■ Instructions to follow ■
Show all lines from the data that include the word "Folders".

(Dataset entries)
_ _ _
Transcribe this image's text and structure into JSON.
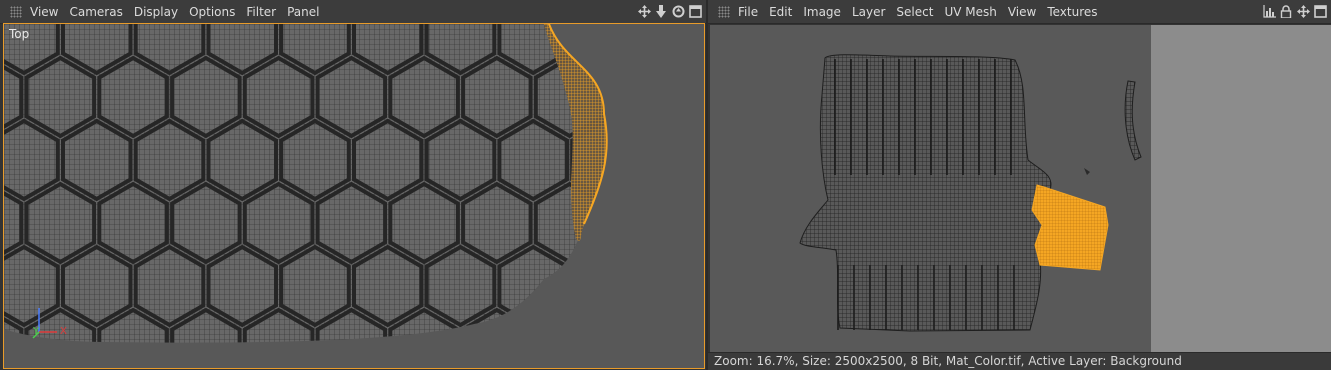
{
  "left_panel": {
    "menu": [
      "View",
      "Cameras",
      "Display",
      "Options",
      "Filter",
      "Panel"
    ],
    "viewport_label": "Top",
    "axis_labels": {
      "x": "X",
      "y": "Y"
    },
    "icons": [
      "move-icon",
      "down-arrow-icon",
      "rotate-icon",
      "maximize-icon"
    ]
  },
  "right_panel": {
    "menu": [
      "File",
      "Edit",
      "Image",
      "Layer",
      "Select",
      "UV Mesh",
      "View",
      "Textures"
    ],
    "icons": [
      "histogram-icon",
      "lock-icon",
      "move-icon",
      "maximize-icon"
    ],
    "status": "Zoom: 16.7%, Size: 2500x2500, 8 Bit, Mat_Color.tif, Active Layer: Background"
  },
  "colors": {
    "accent": "#f5a623",
    "viewport_bg": "#585858",
    "mesh": "#2a2a2a",
    "panel": "#3c3c3c"
  }
}
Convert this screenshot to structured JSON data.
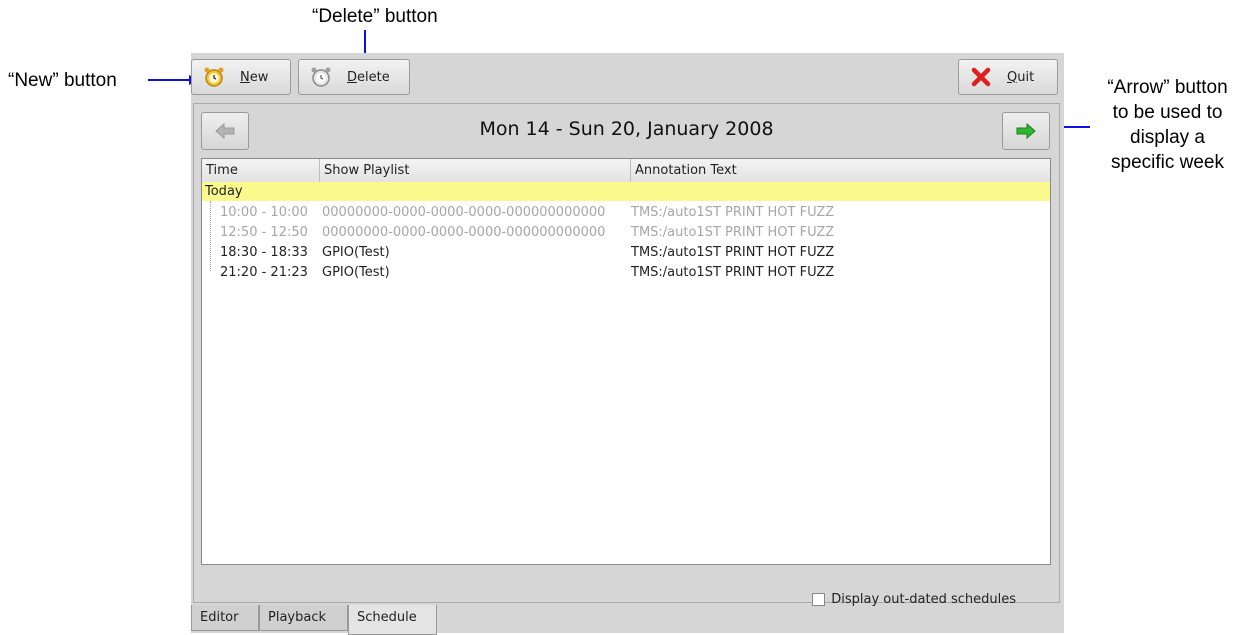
{
  "annotations": {
    "delete": "“Delete” button",
    "new": "“New” button",
    "arrow_lines": [
      "“Arrow” button",
      "to be used to",
      "display a",
      "specific week"
    ]
  },
  "toolbar": {
    "new_label": "New",
    "delete_label": "Delete",
    "quit_label": "Quit"
  },
  "week": {
    "title": "Mon 14 - Sun 20, January 2008"
  },
  "table": {
    "columns": [
      "Time",
      "Show Playlist",
      "Annotation Text"
    ],
    "group_label": "Today",
    "rows": [
      {
        "time": "10:00 - 10:00",
        "playlist": "00000000-0000-0000-0000-000000000000",
        "annotation": "TMS:/auto1ST PRINT HOT FUZZ"
      },
      {
        "time": "12:50 - 12:50",
        "playlist": "00000000-0000-0000-0000-000000000000",
        "annotation": "TMS:/auto1ST PRINT HOT FUZZ"
      },
      {
        "time": "18:30 - 18:33",
        "playlist": "GPIO(Test)",
        "annotation": "TMS:/auto1ST PRINT HOT FUZZ"
      },
      {
        "time": "21:20 - 21:23",
        "playlist": "GPIO(Test)",
        "annotation": "TMS:/auto1ST PRINT HOT FUZZ"
      }
    ]
  },
  "options": {
    "outdated_label": "Display out-dated schedules",
    "outdated_checked": false
  },
  "tabs": [
    "Editor",
    "Playback",
    "Schedule"
  ],
  "colors": {
    "today_highlight": "#fafa8c",
    "annotation_arrow": "#1010e0",
    "next_arrow": "#2fb52f"
  }
}
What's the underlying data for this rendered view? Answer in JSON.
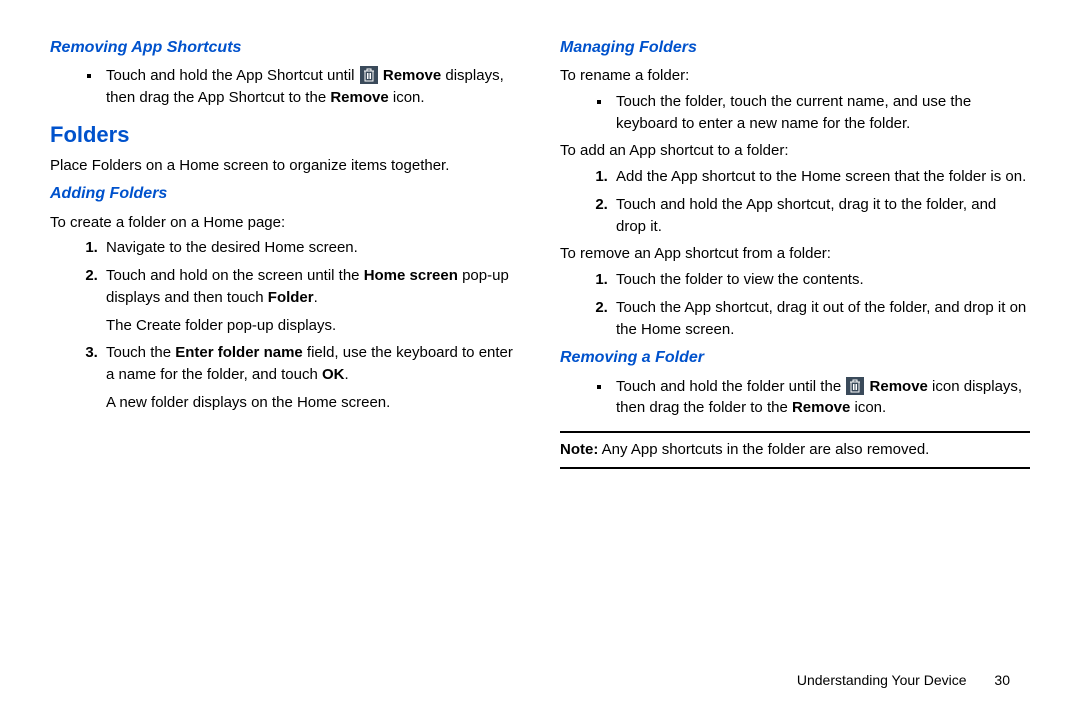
{
  "left": {
    "sub1_title": "Removing App Shortcuts",
    "sub1_item_pre": "Touch and hold the App Shortcut until ",
    "sub1_item_remove": "Remove",
    "sub1_item_mid": " displays, then drag the App Shortcut to the ",
    "sub1_item_removeicon": "Remove",
    "sub1_item_post": " icon.",
    "section_title": "Folders",
    "section_intro": "Place Folders on a Home screen to organize items together.",
    "sub2_title": "Adding Folders",
    "sub2_intro": "To create a folder on a Home page:",
    "sub2_li1": "Navigate to the desired Home screen.",
    "sub2_li2_pre": "Touch and hold on the screen until the ",
    "sub2_li2_bold": "Home screen",
    "sub2_li2_mid": " pop-up displays and then touch ",
    "sub2_li2_bold2": "Folder",
    "sub2_li2_post": ".",
    "sub2_li2_follow": "The Create folder pop-up displays.",
    "sub2_li3_pre": "Touch the ",
    "sub2_li3_bold": "Enter folder name",
    "sub2_li3_mid": " field, use the keyboard to enter a name for the folder, and touch ",
    "sub2_li3_bold2": "OK",
    "sub2_li3_post": ".",
    "sub2_li3_follow": "A new folder displays on the Home screen."
  },
  "right": {
    "sub1_title": "Managing Folders",
    "rename_intro": "To rename a folder:",
    "rename_item": "Touch the folder, touch the current name, and use the keyboard to enter a new name for the folder.",
    "add_intro": "To add an App shortcut to a folder:",
    "add_li1": "Add the App shortcut to the Home screen that the folder is on.",
    "add_li2": "Touch and hold the App shortcut, drag it to the folder, and drop it.",
    "remove_intro": "To remove an App shortcut from a folder:",
    "remove_li1": "Touch the folder to view the contents.",
    "remove_li2": "Touch the App shortcut, drag it out of the folder, and drop it on the Home screen.",
    "sub2_title": "Removing a Folder",
    "sub2_item_pre": "Touch and hold the folder until the ",
    "sub2_item_remove": "Remove",
    "sub2_item_mid": " icon displays, then drag the folder to the ",
    "sub2_item_remove2": "Remove",
    "sub2_item_post": " icon.",
    "note_label": "Note:",
    "note_text": " Any App shortcuts in the folder are also removed."
  },
  "footer": {
    "section": "Understanding Your Device",
    "page": "30"
  }
}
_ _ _
■ Result ■
    "section_title": "Folders",
    "section_intro": "Place Folders on a Home screen to organize items together.",
    "sub2_title": "Adding Folders",
    "sub1_title": "Managing Folders",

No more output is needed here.